**Assigned task:** Where a line of the data holds the word "this", copy that line.

**Records supplied:**
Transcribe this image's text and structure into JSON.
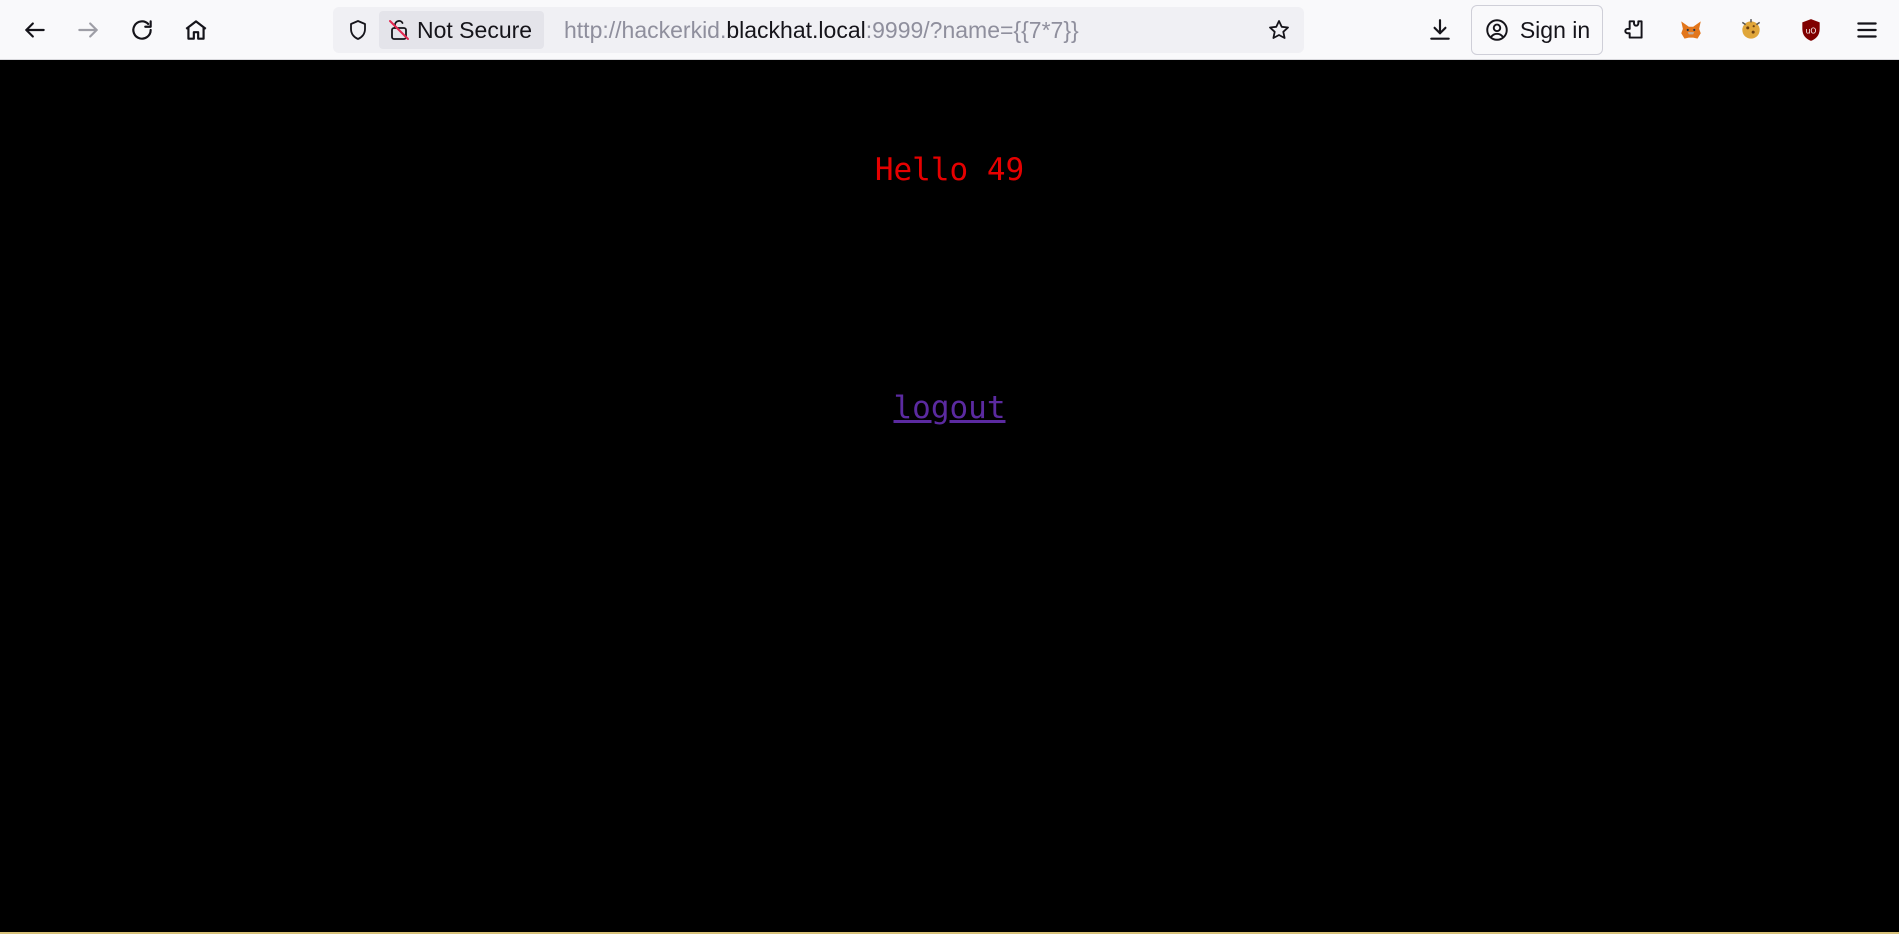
{
  "browser": {
    "security_label": "Not Secure",
    "url_prefix": "http://hackerkid.",
    "url_host": "blackhat.local",
    "url_suffix": ":9999/?name={{7*7}}",
    "sign_in_label": "Sign in",
    "icons": {
      "back": "back-arrow-icon",
      "forward": "forward-arrow-icon",
      "reload": "reload-icon",
      "home": "home-icon",
      "tracking": "shield-icon",
      "insecure": "insecure-lock-icon",
      "bookmark": "star-icon",
      "downloads": "download-icon",
      "account": "account-icon",
      "extensions": "puzzle-icon",
      "metamask": "fox-extension-icon",
      "cookie": "cookie-extension-icon",
      "ublock": "ublock-origin-icon",
      "menu": "hamburger-menu-icon"
    }
  },
  "page": {
    "greeting": "Hello 49",
    "logout_label": "logout",
    "colors": {
      "background": "#000000",
      "greeting": "#e60000",
      "link": "#5b2aa0"
    }
  }
}
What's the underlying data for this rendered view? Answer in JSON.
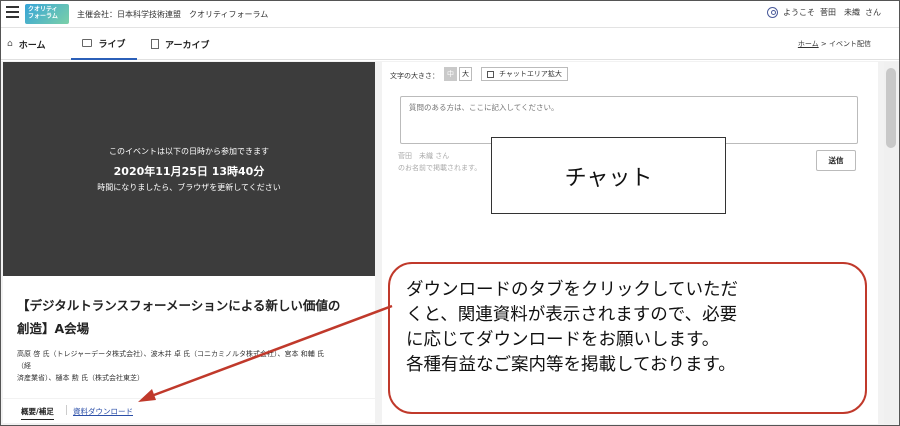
{
  "header": {
    "logo_line1": "クオリティ",
    "logo_line2": "フォーラム",
    "organizer": "主催会社：日本科学技術連盟　クオリティフォーラム",
    "welcome": "ようこそ",
    "user_name": "菅田　未織",
    "honorific": "さん"
  },
  "nav": {
    "tabs": [
      {
        "label": "ホーム",
        "icon": "home-icon"
      },
      {
        "label": "ライブ",
        "icon": "video-icon",
        "active": true
      },
      {
        "label": "アーカイブ",
        "icon": "film-icon"
      }
    ],
    "breadcrumb": {
      "home": "ホーム",
      "separator": " > ",
      "current": "イベント配信"
    }
  },
  "video": {
    "notice": "このイベントは以下の日時から参加できます",
    "datetime": "2020年11月25日 13時40分",
    "refresh": "時間になりましたら、ブラウザを更新してください"
  },
  "event": {
    "title_line1": "【デジタルトランスフォーメーションによる新しい価値の",
    "title_line2": "創造】A会場",
    "speakers_line1": "高原 啓 氏（トレジャーデータ株式会社）、波木井 卓 氏（コニカミノルタ株式会社）、宮本 和輔 氏（経",
    "speakers_line2": "済産業省）、樋本 勲 氏（株式会社東芝）",
    "tabs": {
      "overview": "概要/補足",
      "download": "資料ダウンロード"
    }
  },
  "chat": {
    "font_size_label": "文字の大きさ：",
    "size_medium": "中",
    "size_large": "大",
    "expand_label": "チャットエリア拡大",
    "placeholder": "質問のある方は、ここに記入してください。",
    "poster_name": "菅田　未織 さん",
    "poster_note": "のお名前で掲載されます。",
    "send_label": "送信"
  },
  "overlay": {
    "chat_label": "チャット",
    "callout_lines": [
      "ダウンロードのタブをクリックしていただ",
      "くと、関連資料が表示されますので、必要",
      "に応じてダウンロードをお願いします。",
      "各種有益なご案内等を掲載しております。"
    ],
    "accent_color": "#c0392b"
  }
}
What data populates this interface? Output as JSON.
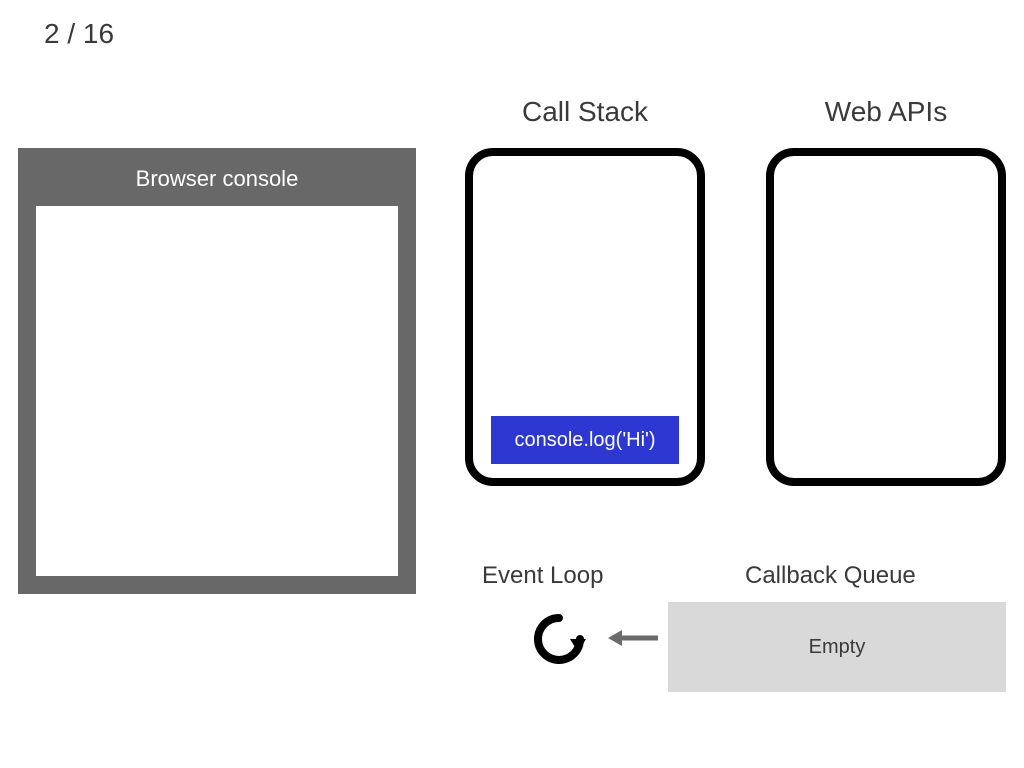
{
  "pager": {
    "text": "2 / 16"
  },
  "console": {
    "title": "Browser console"
  },
  "headings": {
    "callstack": "Call Stack",
    "webapis": "Web APIs",
    "eventloop": "Event Loop",
    "callbackq": "Callback Queue"
  },
  "stack": {
    "item0": "console.log('Hi')"
  },
  "callback_queue": {
    "label": "Empty"
  },
  "colors": {
    "stack_item_bg": "#2c38d1",
    "console_frame": "#686868",
    "queue_bg": "#d9d9d9"
  }
}
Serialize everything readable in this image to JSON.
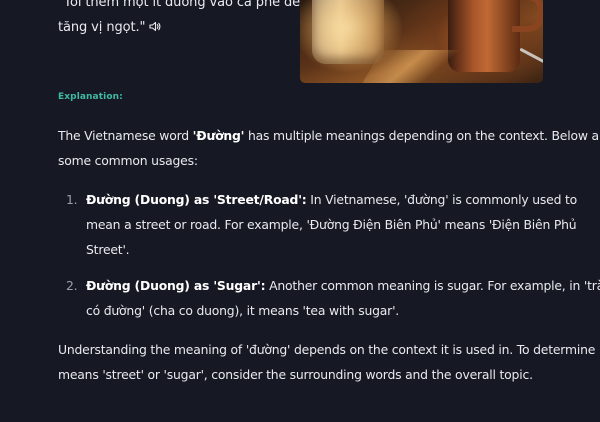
{
  "example": {
    "line1": "\"Tôi thêm một ít đường vào cà phê để",
    "line2": "tăng vị ngọt.\"",
    "speaker_icon": "speaker-icon"
  },
  "photo": {
    "description_icon": "coffee-mugs-image"
  },
  "explanation": {
    "label": "Explanation:",
    "intro_prefix": "The Vietnamese word ",
    "intro_word": "'Đường'",
    "intro_suffix": " has multiple meanings depending on the context. Below are",
    "intro_line2": "some common usages:",
    "items": [
      {
        "number": "1.",
        "title": "Đường (Duong) as 'Street/Road':",
        "line1_rest": " In Vietnamese, 'đường' is commonly used to",
        "line2": "mean a street or road. For example, 'Đường Điện Biên Phủ' means 'Điện Biên Phủ",
        "line3": "Street'."
      },
      {
        "number": "2.",
        "title": "Đường (Duong) as 'Sugar':",
        "line1_rest": " Another common meaning is sugar. For example, in 'trà",
        "line2": "có đường' (cha co duong), it means 'tea with sugar'."
      }
    ],
    "outro_line1": "Understanding the meaning of 'đường' depends on the context it is used in. To determine if it",
    "outro_line2": "means 'street' or 'sugar', consider the surrounding words and the overall topic."
  }
}
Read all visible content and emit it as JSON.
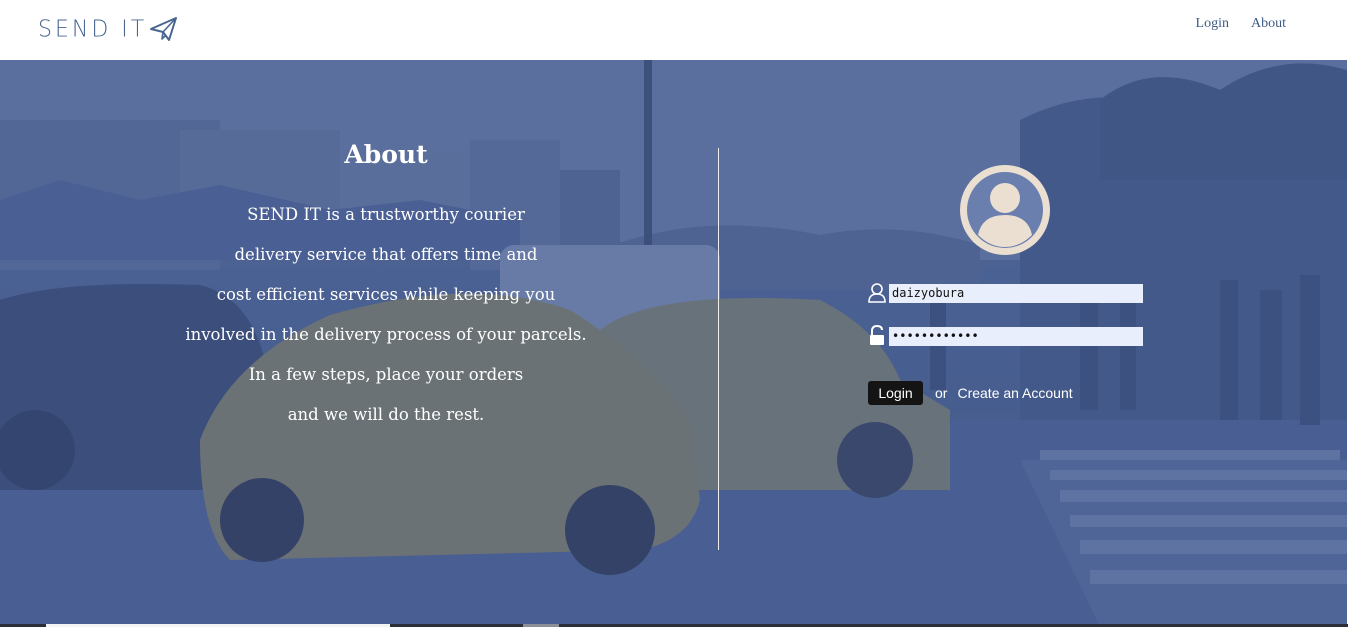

**Exercise result:**
Transcribe this image's text and structure into JSON.
What's the underlying data for this rendered view? Answer in JSON.
What data populates this interface? Output as JSON.
Serialize everything readable in this image to JSON.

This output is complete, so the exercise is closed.